Monday, December 4, 2017

'Nowhere To Sleep': Los Angeles Sees Increase In Young Homeless

Anna Scott, reporting for NPR, described changes to the homeless census in LA. It applies to stats/RM because an improvement in survey methodology lead to a big change in the city's estimation of number of homeless young adults.

I also think this is also a good piece for teaching because the story keeps coming back to Japheth Greg Dyer, a homeless college student who aged out of the foster care and was sort of tossed into the world on his own.

Straight from NPR:

Homelessness hasn't necessarily increased dramatically. Instead, these findings seem to indicate that they finally have a reliable way to count young adult homelessness due to a better understanding of young adults. The dramatic increase is methodological.

Monday, November 27, 2017

Roeder's What If God Were A Giant Game Of Plinko?

Roeder, writing for, has come up with a new way to illustrate the Central Limit Theorem.

And it uses Plinko, the beloved The Price is Right game!

Well, a variation upon Plinko, featured on the NBC game show The Wall. Their Plinko is much larger and more dramatic and the slots at the bottom go up to $1 million. See below.

How does CLT come into play? Well, the ball is randomly thrown down The Wall. And people jump around and hope for certain outcomes. But what outcome is most likely over time? For the pattern of ending positions to conform to the normal curve. Which it did. See below.

The article itself gets pretty spiritual as the author starts talking about randomness, of the show and of life. You can steal, but cite, the game show as example of CLT as he has provided a clip of the show as well as a graph of positions of the orbs, both of which help illustrate the theorem.

Monday, November 20, 2017
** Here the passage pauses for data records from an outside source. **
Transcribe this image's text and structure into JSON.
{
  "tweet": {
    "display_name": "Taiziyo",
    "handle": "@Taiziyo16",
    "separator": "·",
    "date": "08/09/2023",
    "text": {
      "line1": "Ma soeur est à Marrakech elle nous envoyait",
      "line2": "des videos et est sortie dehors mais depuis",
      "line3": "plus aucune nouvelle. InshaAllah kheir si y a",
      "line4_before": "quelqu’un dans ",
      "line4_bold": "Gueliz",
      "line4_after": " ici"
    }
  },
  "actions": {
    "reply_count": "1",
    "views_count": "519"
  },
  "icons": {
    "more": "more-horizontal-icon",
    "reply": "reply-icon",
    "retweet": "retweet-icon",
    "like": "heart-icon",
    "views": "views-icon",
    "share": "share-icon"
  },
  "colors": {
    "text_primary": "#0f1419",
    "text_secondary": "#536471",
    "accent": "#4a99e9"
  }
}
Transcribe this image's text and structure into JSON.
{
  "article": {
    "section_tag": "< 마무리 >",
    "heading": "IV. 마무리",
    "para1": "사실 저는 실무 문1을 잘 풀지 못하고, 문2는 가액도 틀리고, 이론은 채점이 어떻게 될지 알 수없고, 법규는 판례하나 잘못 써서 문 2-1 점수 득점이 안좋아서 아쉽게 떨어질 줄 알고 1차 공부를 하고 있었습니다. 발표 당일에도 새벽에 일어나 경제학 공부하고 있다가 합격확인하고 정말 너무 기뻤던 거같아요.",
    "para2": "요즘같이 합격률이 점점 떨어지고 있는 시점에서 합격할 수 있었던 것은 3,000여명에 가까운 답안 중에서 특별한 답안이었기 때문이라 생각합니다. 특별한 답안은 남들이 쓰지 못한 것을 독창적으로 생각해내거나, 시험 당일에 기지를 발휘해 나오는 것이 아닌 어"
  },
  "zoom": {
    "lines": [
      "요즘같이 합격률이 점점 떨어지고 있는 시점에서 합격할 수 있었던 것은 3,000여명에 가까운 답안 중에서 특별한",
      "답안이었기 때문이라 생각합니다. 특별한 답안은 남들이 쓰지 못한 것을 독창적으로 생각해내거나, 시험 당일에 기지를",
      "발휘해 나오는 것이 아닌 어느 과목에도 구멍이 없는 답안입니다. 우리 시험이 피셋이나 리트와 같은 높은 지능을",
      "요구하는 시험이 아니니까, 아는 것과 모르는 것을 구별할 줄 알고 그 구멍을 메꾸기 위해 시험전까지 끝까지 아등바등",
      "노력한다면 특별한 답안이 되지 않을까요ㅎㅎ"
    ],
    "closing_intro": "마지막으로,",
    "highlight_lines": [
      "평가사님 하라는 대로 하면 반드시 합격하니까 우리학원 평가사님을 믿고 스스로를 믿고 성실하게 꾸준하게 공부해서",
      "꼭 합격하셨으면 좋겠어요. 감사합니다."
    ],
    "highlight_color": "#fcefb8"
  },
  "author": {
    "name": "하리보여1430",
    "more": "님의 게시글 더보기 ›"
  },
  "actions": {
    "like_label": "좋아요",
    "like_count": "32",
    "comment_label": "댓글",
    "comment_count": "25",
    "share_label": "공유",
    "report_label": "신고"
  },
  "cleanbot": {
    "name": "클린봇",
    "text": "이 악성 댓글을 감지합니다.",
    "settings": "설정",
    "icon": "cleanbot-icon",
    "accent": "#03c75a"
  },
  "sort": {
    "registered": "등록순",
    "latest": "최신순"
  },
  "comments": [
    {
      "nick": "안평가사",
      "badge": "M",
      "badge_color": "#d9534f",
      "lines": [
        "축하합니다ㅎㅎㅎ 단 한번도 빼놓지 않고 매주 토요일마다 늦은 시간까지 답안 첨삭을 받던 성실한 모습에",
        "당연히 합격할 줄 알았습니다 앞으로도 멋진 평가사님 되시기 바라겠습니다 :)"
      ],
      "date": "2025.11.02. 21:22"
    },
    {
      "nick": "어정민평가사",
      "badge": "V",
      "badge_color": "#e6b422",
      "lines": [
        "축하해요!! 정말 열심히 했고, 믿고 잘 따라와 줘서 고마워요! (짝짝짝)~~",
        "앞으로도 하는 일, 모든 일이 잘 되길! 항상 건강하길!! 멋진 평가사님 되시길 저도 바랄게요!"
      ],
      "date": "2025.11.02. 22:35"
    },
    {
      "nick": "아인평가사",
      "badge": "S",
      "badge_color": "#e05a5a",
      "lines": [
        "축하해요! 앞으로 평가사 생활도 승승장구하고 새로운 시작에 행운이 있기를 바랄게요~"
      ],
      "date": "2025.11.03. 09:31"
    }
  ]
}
Math With Bad Drawing's "Why Not to Trust Statistics"

Bad Math with Drawings has graced us with statistical funnies before (scroll down for the causality coefficient). Here is another one, a quick guide pointing out how easy it is to lie with descriptive statistics. Here are two of the examples, there are plenty more at Math With Bad Drawings.

Variance example